_About this task_
Restate the records that follow word for word; no pictures should appear.

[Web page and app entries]

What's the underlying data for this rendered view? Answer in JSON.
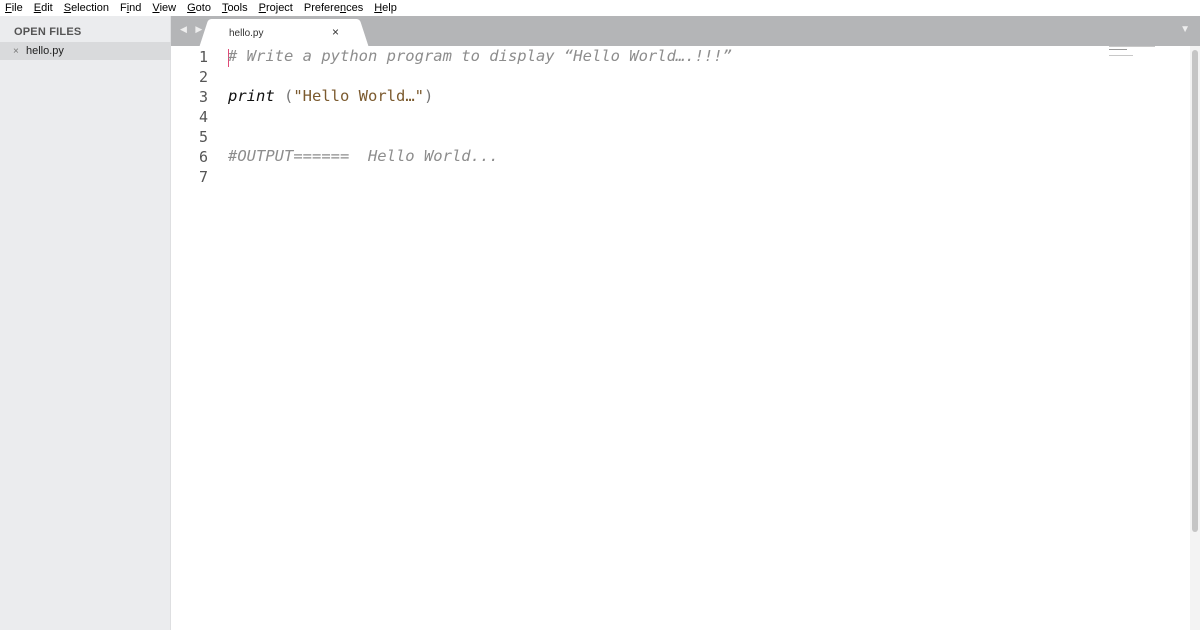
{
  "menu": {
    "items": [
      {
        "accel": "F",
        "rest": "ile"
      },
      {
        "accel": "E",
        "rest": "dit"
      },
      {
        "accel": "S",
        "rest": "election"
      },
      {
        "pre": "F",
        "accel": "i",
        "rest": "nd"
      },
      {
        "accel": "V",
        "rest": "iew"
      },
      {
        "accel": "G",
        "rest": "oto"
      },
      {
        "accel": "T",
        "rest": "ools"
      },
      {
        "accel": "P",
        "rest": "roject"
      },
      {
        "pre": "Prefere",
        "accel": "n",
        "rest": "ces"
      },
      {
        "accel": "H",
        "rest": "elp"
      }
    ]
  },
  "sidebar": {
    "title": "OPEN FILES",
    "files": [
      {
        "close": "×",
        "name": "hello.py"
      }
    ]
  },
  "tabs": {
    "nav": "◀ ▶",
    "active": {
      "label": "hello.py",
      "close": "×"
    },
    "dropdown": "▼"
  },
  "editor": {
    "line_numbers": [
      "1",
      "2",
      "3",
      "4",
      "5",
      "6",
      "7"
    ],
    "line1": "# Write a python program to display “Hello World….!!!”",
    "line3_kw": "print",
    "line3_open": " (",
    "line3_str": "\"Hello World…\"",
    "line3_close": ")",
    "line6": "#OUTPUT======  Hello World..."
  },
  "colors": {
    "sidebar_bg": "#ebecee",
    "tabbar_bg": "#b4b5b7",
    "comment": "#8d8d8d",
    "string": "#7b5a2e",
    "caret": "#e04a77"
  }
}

_Answer to the exercise_
What's the underlying data for this rendered view? Answer in JSON.
{
  "menu": {
    "items": [
      {
        "accel": "F",
        "rest": "ile"
      },
      {
        "accel": "E",
        "rest": "dit"
      },
      {
        "accel": "S",
        "rest": "election"
      },
      {
        "pre": "F",
        "accel": "i",
        "rest": "nd"
      },
      {
        "accel": "V",
        "rest": "iew"
      },
      {
        "accel": "G",
        "rest": "oto"
      },
      {
        "accel": "T",
        "rest": "ools"
      },
      {
        "accel": "P",
        "rest": "roject"
      },
      {
        "pre": "Prefere",
        "accel": "n",
        "rest": "ces"
      },
      {
        "accel": "H",
        "rest": "elp"
      }
    ]
  },
  "sidebar": {
    "title": "OPEN FILES",
    "files": [
      {
        "close": "×",
        "name": "hello.py"
      }
    ]
  },
  "tabs": {
    "nav": "◀ ▶",
    "active": {
      "label": "hello.py",
      "close": "×"
    },
    "dropdown": "▼"
  },
  "editor": {
    "line_numbers": [
      "1",
      "2",
      "3",
      "4",
      "5",
      "6",
      "7"
    ],
    "line1": "# Write a python program to display “Hello World….!!!”",
    "line3_kw": "print",
    "line3_open": " (",
    "line3_str": "\"Hello World…\"",
    "line3_close": ")",
    "line6": "#OUTPUT======  Hello World..."
  },
  "colors": {
    "sidebar_bg": "#ebecee",
    "tabbar_bg": "#b4b5b7",
    "comment": "#8d8d8d",
    "string": "#7b5a2e",
    "caret": "#e04a77"
  }
}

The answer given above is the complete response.